What to work on — Read the data, and whenever a line holds the word "icon", report that line.

╭──

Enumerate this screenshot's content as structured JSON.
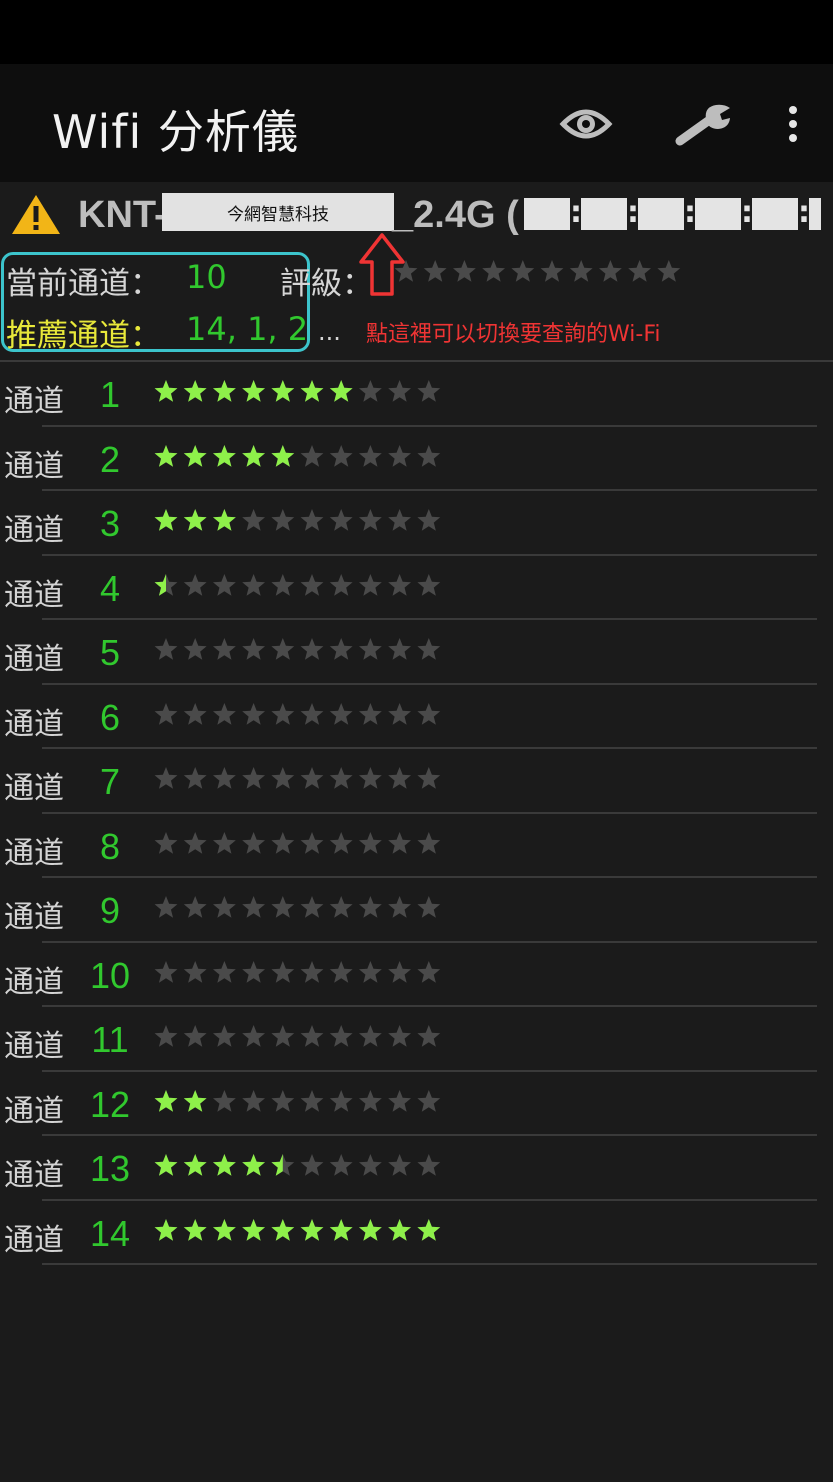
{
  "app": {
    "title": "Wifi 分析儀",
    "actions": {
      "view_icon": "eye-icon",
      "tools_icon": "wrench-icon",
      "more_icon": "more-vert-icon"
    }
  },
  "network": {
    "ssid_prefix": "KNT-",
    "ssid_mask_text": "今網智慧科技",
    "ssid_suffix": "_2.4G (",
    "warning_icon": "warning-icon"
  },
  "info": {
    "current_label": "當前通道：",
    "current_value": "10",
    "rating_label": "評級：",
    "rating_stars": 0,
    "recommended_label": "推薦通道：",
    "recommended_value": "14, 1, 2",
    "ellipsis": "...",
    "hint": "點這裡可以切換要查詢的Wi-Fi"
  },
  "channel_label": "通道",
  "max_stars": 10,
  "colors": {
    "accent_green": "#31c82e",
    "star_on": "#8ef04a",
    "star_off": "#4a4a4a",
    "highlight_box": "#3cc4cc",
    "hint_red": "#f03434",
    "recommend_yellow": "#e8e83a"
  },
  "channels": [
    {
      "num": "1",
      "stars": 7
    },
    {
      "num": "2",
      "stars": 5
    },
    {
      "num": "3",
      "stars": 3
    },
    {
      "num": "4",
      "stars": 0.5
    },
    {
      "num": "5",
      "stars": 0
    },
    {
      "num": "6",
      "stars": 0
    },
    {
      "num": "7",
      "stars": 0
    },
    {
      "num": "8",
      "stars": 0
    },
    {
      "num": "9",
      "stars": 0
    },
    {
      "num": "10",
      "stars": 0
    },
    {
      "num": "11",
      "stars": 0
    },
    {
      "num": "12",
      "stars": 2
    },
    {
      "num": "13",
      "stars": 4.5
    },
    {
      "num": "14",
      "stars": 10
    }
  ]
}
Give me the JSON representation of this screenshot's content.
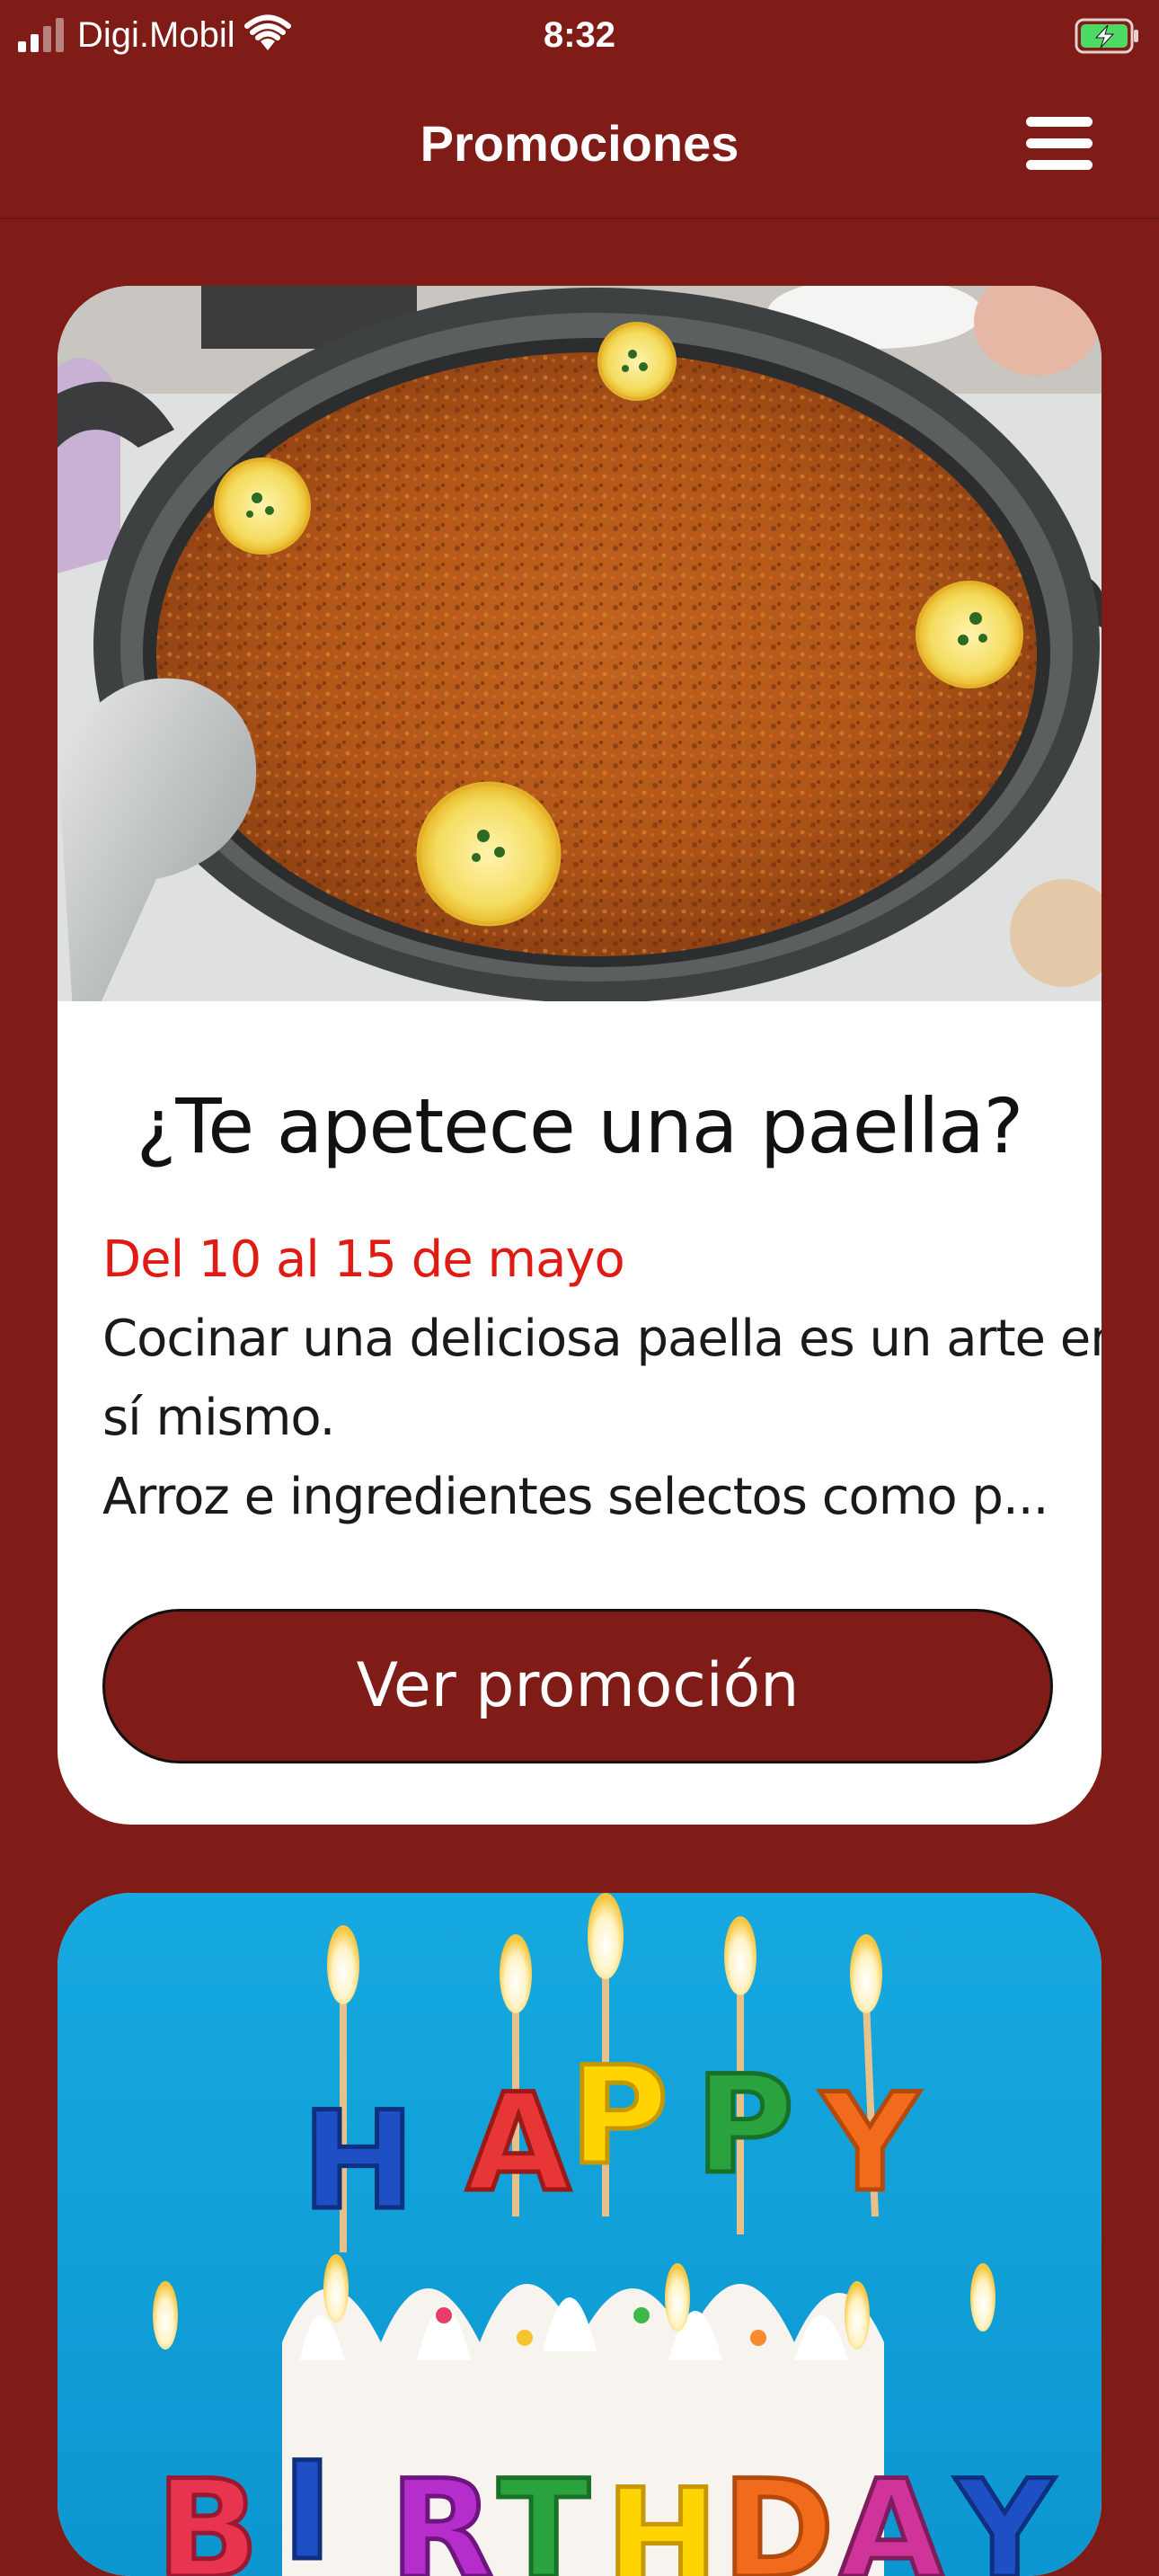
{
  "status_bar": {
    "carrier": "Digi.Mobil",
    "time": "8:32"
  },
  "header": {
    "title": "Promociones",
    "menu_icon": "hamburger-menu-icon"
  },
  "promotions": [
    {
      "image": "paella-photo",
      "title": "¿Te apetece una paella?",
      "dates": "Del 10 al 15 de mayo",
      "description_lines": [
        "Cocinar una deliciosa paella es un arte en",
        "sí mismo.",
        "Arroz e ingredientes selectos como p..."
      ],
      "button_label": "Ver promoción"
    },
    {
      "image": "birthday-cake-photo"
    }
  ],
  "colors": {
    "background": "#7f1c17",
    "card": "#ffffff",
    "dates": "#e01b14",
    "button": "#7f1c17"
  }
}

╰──

Answer section —
      "view_icon": "eye-icon",
      "tools_icon": "wrench-icon",
      "more_icon": "more-vert-icon"
    "warning_icon": "warning-icon"
    "menu_icon": "hamburger-menu-icon"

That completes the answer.